For example, for playing back RealMedia files I've abandoned the rather bloated Real Player with all its background processes, registration forms and advertising, in favour of the much slimmer and less demanding Real Alternative (www.free-codecs.com/download/Real_Alternative.htm), which includes the Media Player Classic graphic interface.
The most popular alternative player must be WinAmp (www.winamp.com), although the huge 2655 graphic skins and 3576 plug-in extras currently on offer can be rather overwhelming. Nevertheless, once you wade past the host of plug-ins offering basic effects such as EQ, compression and reverb, there are some that can be of genuine use to the musician, including binaural and surround offerings for improved headphone listening. However, just as with RealPlayer, some WinAmp users are beginning to find the latest versions of the player rather bloated.

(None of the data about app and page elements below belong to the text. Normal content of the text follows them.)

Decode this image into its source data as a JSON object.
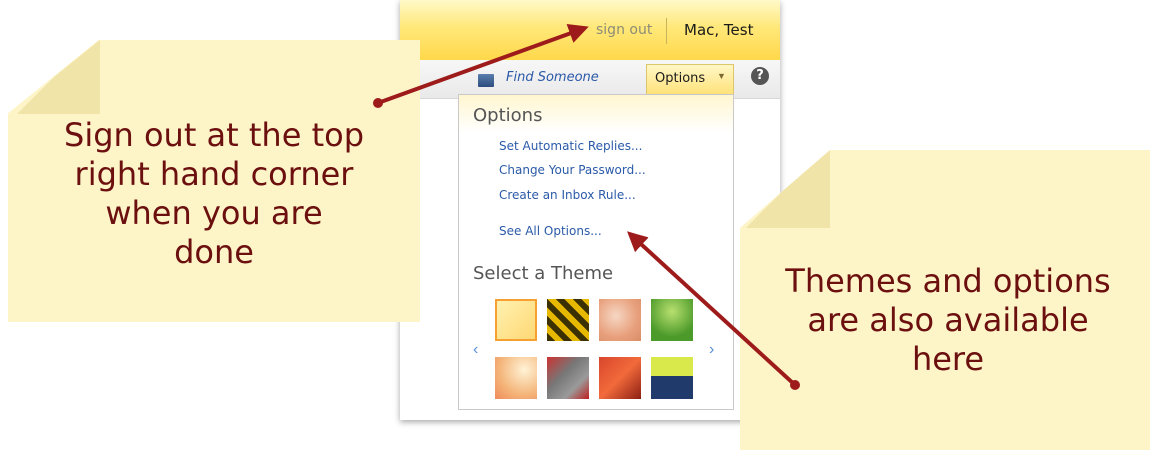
{
  "header": {
    "signout_label": "sign out",
    "user_name": "Mac, Test"
  },
  "toolbar": {
    "find_someone": "Find Someone",
    "options_label": "Options",
    "help_icon": "?"
  },
  "options_menu": {
    "title": "Options",
    "links": [
      "Set Automatic Replies...",
      "Change Your Password...",
      "Create an Inbox Rule...",
      "See All Options..."
    ],
    "theme_title": "Select a Theme",
    "theme_prev": "‹",
    "theme_next": "›"
  },
  "callouts": {
    "left_lines": [
      "Sign out at the top",
      "right hand corner",
      "when you are",
      "done"
    ],
    "right_lines": [
      "Themes and options",
      "are also available",
      "here"
    ]
  },
  "colors": {
    "arrow": "#9e1b1b",
    "callout_text": "#6b0f0f",
    "callout_bg": "#fdf4c8"
  }
}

If you fancy an audio player with a minimalist and easy-to-use interface that doesn't have graphic bells and whistles, Peter Pawlowski's foobar2000 (www.foobar2000.org) could well suit you. It supports a wide range of both high-resolution and compressed audio formats (although not RealMedia, as yet), there are options for dithering and noise shaping, so you can play back exotic files through more mundane audio interfaces, and it's also hugely configurable.
However, it's the various additional downloadable components (http://wiki.hydrogenaudio.org/in...) that make foobar2000 specially interesting to the musician. These include Kernel Streaming support, which, as I explained last month, lets you bypass the Windows Kmixer when using Wave/MME drivers, thus avoiding 'behind the scenes' sample-rate conversion. Another option is ASIO support (rare in mainstream audio players), which not only avoids SRC but also offers much lower latency, and there's also an Impulse Response Convolver, so you can add captured reverb and other effects to audio playback.

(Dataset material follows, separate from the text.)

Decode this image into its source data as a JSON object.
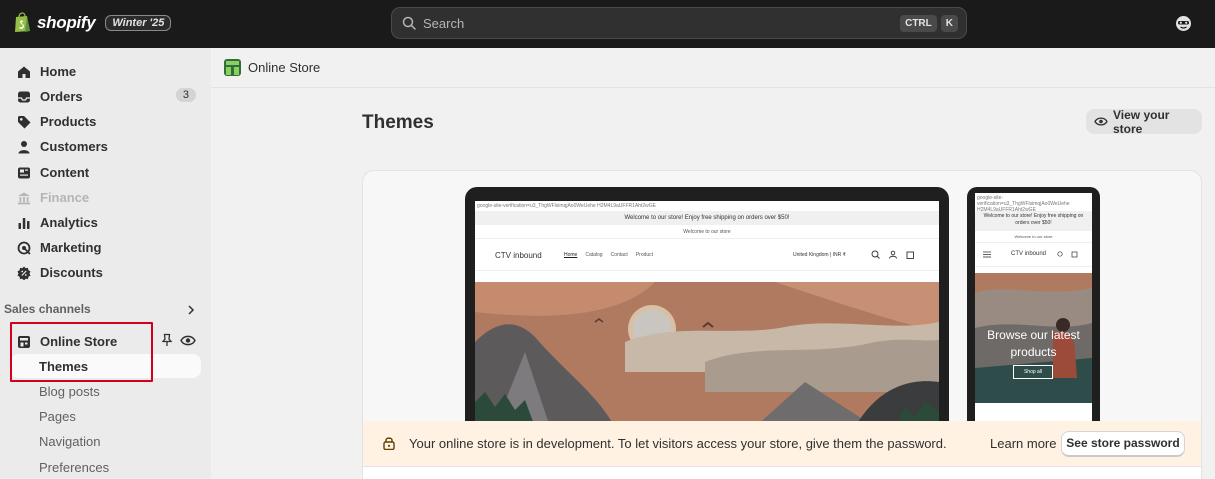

Perhaps the most unusual offering is a software decoder for DTS (Digital Theatre Systems) surround-encoded audio files (www.saunalahti.fi/~cse/foobar2000/foo_input_dts.zip). Foobar2000 even includes ABX comparator functions, as discussed earlier, with the added advantage that you can compare different audio file formats, such as WAV and MP3 (to see if you can reliably hear what's been discarded by the conceptual codec), or different MP3 bit rates. Foobar2000 is now my default player for CD audio, WAV files and Internet-radio listening.